University of Michigan Ann Arbor, Michigan, United States
About half of all forests are tropical and secondary, making tropical forest regeneration integral to future forests. Tree stand biomass and taxonomic richness can recover in a few decades, but relative abundances may lag indefinitely. Since most forests are within a km of a habitat edge, edge effects likely affect community composition regeneration, mediated by shade tolerance and dispersal traits, along with management history. This study addresses how wet tropical secondary forest regeneration is affected by distance to habitat edge, and hypothesizes that old timber plantations facilitate regeneration by favoring shade tolerant or late successional taxa, and adjacent forest edges mediate community composition. An abandoned neotropical timber plantation adjacent to primary forest was censused for trees along a 300 m edge distance gradient, and analysis matched taxa to traits using relevant literature.
As distance from primary forest edge increased, stem and wood density tended to increase significantly, with ca 10% variation explained, while biomass and canopy light tended to stay the same. Stand tree richness also tended to increase significantly, but diversity decreased steeply and non-linearly, and taxonomic composition varied notably. Finally, tree taxa associated with both early and late successional stages decreased significantly, but biomass by dispersal mode did not tend to change.
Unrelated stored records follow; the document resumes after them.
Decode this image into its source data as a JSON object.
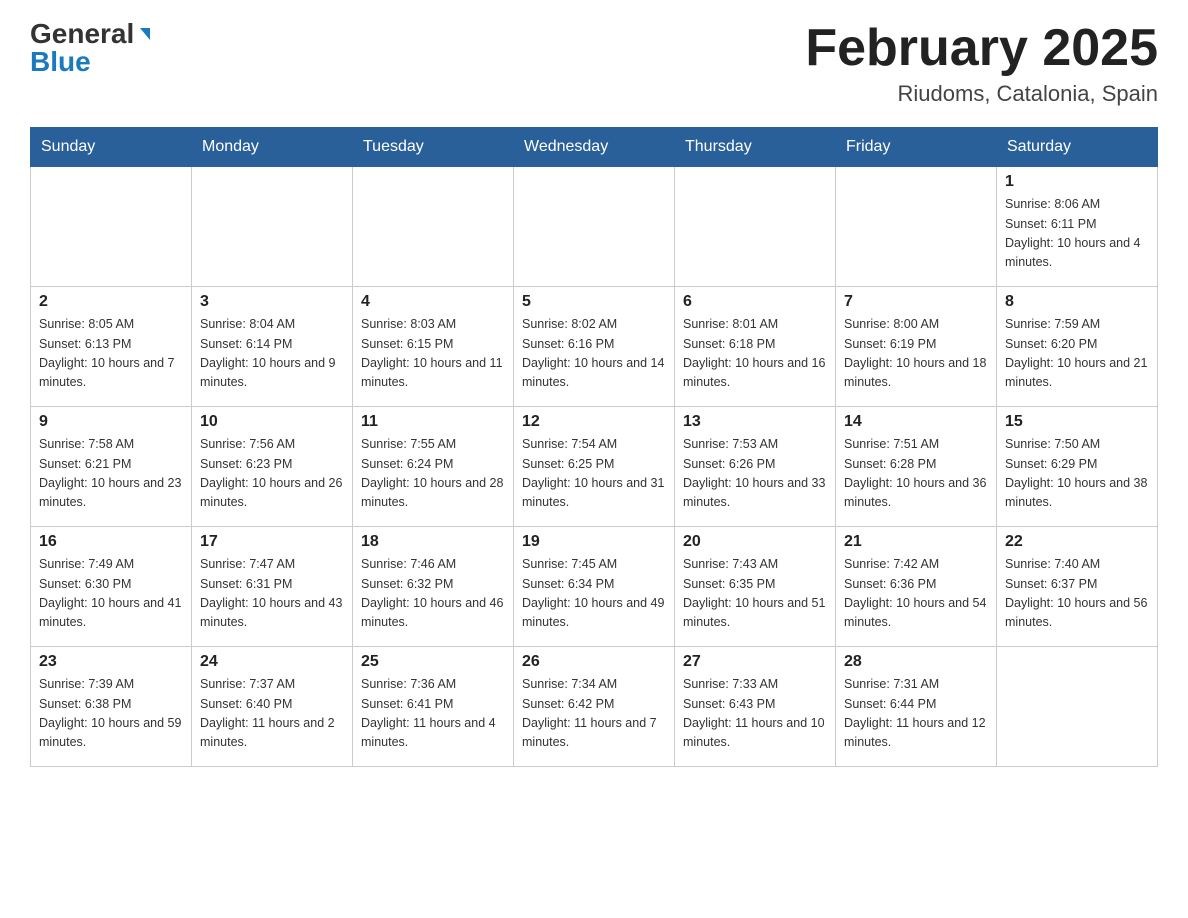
{
  "header": {
    "logo_general": "General",
    "logo_blue": "Blue",
    "month_title": "February 2025",
    "location": "Riudoms, Catalonia, Spain"
  },
  "days_of_week": [
    "Sunday",
    "Monday",
    "Tuesday",
    "Wednesday",
    "Thursday",
    "Friday",
    "Saturday"
  ],
  "weeks": [
    [
      {
        "day": "",
        "info": ""
      },
      {
        "day": "",
        "info": ""
      },
      {
        "day": "",
        "info": ""
      },
      {
        "day": "",
        "info": ""
      },
      {
        "day": "",
        "info": ""
      },
      {
        "day": "",
        "info": ""
      },
      {
        "day": "1",
        "info": "Sunrise: 8:06 AM\nSunset: 6:11 PM\nDaylight: 10 hours and 4 minutes."
      }
    ],
    [
      {
        "day": "2",
        "info": "Sunrise: 8:05 AM\nSunset: 6:13 PM\nDaylight: 10 hours and 7 minutes."
      },
      {
        "day": "3",
        "info": "Sunrise: 8:04 AM\nSunset: 6:14 PM\nDaylight: 10 hours and 9 minutes."
      },
      {
        "day": "4",
        "info": "Sunrise: 8:03 AM\nSunset: 6:15 PM\nDaylight: 10 hours and 11 minutes."
      },
      {
        "day": "5",
        "info": "Sunrise: 8:02 AM\nSunset: 6:16 PM\nDaylight: 10 hours and 14 minutes."
      },
      {
        "day": "6",
        "info": "Sunrise: 8:01 AM\nSunset: 6:18 PM\nDaylight: 10 hours and 16 minutes."
      },
      {
        "day": "7",
        "info": "Sunrise: 8:00 AM\nSunset: 6:19 PM\nDaylight: 10 hours and 18 minutes."
      },
      {
        "day": "8",
        "info": "Sunrise: 7:59 AM\nSunset: 6:20 PM\nDaylight: 10 hours and 21 minutes."
      }
    ],
    [
      {
        "day": "9",
        "info": "Sunrise: 7:58 AM\nSunset: 6:21 PM\nDaylight: 10 hours and 23 minutes."
      },
      {
        "day": "10",
        "info": "Sunrise: 7:56 AM\nSunset: 6:23 PM\nDaylight: 10 hours and 26 minutes."
      },
      {
        "day": "11",
        "info": "Sunrise: 7:55 AM\nSunset: 6:24 PM\nDaylight: 10 hours and 28 minutes."
      },
      {
        "day": "12",
        "info": "Sunrise: 7:54 AM\nSunset: 6:25 PM\nDaylight: 10 hours and 31 minutes."
      },
      {
        "day": "13",
        "info": "Sunrise: 7:53 AM\nSunset: 6:26 PM\nDaylight: 10 hours and 33 minutes."
      },
      {
        "day": "14",
        "info": "Sunrise: 7:51 AM\nSunset: 6:28 PM\nDaylight: 10 hours and 36 minutes."
      },
      {
        "day": "15",
        "info": "Sunrise: 7:50 AM\nSunset: 6:29 PM\nDaylight: 10 hours and 38 minutes."
      }
    ],
    [
      {
        "day": "16",
        "info": "Sunrise: 7:49 AM\nSunset: 6:30 PM\nDaylight: 10 hours and 41 minutes."
      },
      {
        "day": "17",
        "info": "Sunrise: 7:47 AM\nSunset: 6:31 PM\nDaylight: 10 hours and 43 minutes."
      },
      {
        "day": "18",
        "info": "Sunrise: 7:46 AM\nSunset: 6:32 PM\nDaylight: 10 hours and 46 minutes."
      },
      {
        "day": "19",
        "info": "Sunrise: 7:45 AM\nSunset: 6:34 PM\nDaylight: 10 hours and 49 minutes."
      },
      {
        "day": "20",
        "info": "Sunrise: 7:43 AM\nSunset: 6:35 PM\nDaylight: 10 hours and 51 minutes."
      },
      {
        "day": "21",
        "info": "Sunrise: 7:42 AM\nSunset: 6:36 PM\nDaylight: 10 hours and 54 minutes."
      },
      {
        "day": "22",
        "info": "Sunrise: 7:40 AM\nSunset: 6:37 PM\nDaylight: 10 hours and 56 minutes."
      }
    ],
    [
      {
        "day": "23",
        "info": "Sunrise: 7:39 AM\nSunset: 6:38 PM\nDaylight: 10 hours and 59 minutes."
      },
      {
        "day": "24",
        "info": "Sunrise: 7:37 AM\nSunset: 6:40 PM\nDaylight: 11 hours and 2 minutes."
      },
      {
        "day": "25",
        "info": "Sunrise: 7:36 AM\nSunset: 6:41 PM\nDaylight: 11 hours and 4 minutes."
      },
      {
        "day": "26",
        "info": "Sunrise: 7:34 AM\nSunset: 6:42 PM\nDaylight: 11 hours and 7 minutes."
      },
      {
        "day": "27",
        "info": "Sunrise: 7:33 AM\nSunset: 6:43 PM\nDaylight: 11 hours and 10 minutes."
      },
      {
        "day": "28",
        "info": "Sunrise: 7:31 AM\nSunset: 6:44 PM\nDaylight: 11 hours and 12 minutes."
      },
      {
        "day": "",
        "info": ""
      }
    ]
  ]
}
Overall this study supports that stand composition is less resilient and more subject to edge effects than biomass and richness, suggesting that global forests will likely be distinctly new assemblages in the future, with timber and biodiversity trade-offs occurring based on local and regional management activity.